Prepare to be stunned. The big news in today’s Gazzettino comes as a thunderstrike from the blue, at least to me who doubted that I or my non-existent great-grandchildren would ever see the departure of the “Boy with a Frog” from the Punta della Dogana.
One might recall that we signed a petition on November 21, 2011 to remove the statue and replace it with the long-beloved and historically valid lamppost. There was also a Facebook group organized with the same purpose, and while the time has been long and toilsome, perhaps they both had some effect on this happy outcome.
Tourists flocked to take photos of his appendages, but many Venetians looked at him and saw only what wasn’t there anymore, and what they wanted to have back. Including Lino, and also me.
There were so many protests of various sorts, including occasional calls to arms to destroy it, that the museum owner, Francois Pinault, paid for a transparent protective box to cover it every night, and an armed guard around the clock. A guard who, a recent article recounted, was required to work a 12-hour shift without anywhere to sit, keep warm, eat, or go to the bathroom. You don’t get to be a billionaire by feeling sorry for people.
But perhaps the “vehement letter” from Franco Miracco, ex-councilor of the Ministry for Cultural Treasures (“beni“) was what was finally needed. He wrote, the story reports, asking the city and the local Superintendency for Artistic and Architectural Treasures “whatever happened to the authorization to leave (the statue) there.” As in: The jig is up.

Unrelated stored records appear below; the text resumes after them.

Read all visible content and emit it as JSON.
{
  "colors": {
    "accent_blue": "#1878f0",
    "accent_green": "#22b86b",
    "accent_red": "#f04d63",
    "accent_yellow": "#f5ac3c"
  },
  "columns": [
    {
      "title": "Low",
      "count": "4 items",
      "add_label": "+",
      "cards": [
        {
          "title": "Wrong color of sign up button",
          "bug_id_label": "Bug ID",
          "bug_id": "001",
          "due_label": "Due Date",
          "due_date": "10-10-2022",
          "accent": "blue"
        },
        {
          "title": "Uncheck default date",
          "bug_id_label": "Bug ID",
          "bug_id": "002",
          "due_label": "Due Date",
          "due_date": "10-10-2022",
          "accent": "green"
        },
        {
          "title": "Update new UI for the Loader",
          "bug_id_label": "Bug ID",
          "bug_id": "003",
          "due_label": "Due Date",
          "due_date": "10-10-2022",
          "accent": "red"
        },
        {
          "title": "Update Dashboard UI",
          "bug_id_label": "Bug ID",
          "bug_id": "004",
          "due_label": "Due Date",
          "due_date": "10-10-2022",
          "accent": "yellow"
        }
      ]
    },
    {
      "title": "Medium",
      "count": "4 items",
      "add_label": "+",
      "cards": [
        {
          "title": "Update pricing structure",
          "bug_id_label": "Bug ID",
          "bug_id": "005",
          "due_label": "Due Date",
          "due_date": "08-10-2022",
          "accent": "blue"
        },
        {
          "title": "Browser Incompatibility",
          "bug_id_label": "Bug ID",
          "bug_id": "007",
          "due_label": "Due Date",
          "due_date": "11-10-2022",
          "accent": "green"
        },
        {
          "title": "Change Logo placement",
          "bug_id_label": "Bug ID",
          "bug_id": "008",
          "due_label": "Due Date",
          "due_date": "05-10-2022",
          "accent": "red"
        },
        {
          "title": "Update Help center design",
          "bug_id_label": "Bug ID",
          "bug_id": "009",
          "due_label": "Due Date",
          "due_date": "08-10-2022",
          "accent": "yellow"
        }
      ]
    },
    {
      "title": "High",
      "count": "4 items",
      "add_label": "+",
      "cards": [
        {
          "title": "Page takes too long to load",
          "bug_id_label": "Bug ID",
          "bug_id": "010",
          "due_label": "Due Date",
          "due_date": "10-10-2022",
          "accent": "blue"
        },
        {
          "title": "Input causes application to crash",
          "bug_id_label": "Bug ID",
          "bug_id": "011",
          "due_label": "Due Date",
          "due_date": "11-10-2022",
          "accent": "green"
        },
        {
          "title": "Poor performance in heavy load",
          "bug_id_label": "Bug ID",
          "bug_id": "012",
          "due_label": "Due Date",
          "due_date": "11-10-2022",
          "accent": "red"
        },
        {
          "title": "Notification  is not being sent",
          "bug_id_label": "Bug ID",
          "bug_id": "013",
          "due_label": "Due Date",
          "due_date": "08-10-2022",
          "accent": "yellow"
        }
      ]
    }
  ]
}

So the news is that on March 18 the work will begin to remove the lad and replace the lamp.
The city is congratulating itself publicly for its concern to replace the old lamp with a perfect replica, made from the mold (1860’s vintage) at the foundry in Mantova which had made the original lamp. I too congratulate them. I also wonder whatever happened to the lamp that was there until 2009, but there must be a sort of “don’t ask, don’t tell” injunction on that question. Works of art and history get lost in warehouses all the time. Cut up, sold, melted down, and so on.
In case you might wonder how this feat is being accomplished by a municipality which has made a cult of having no money, it’s being paid for by a group of companies which supply public lighting.
So is this the last we’ll ever see of the eight-foot stripling? Maybe not. The city has only said that “Its future at the moment is uncertain. The sculpture could find a new space in Venice, but might also leave the city.”
I’m seriously considering planning a going-away party for the little guy. It would be like a baby shower — we could all give him clothes. Underpants. Shearling coats. Collegiate hoodies. Compression running tights. Mukluks.
If I ever hear of a reason why this decision was made, I’ll pass it along. Of course, you don’t get to be a billionaire by explaining why you do things.
For now, I’m filing it under “The Fullness of Time.”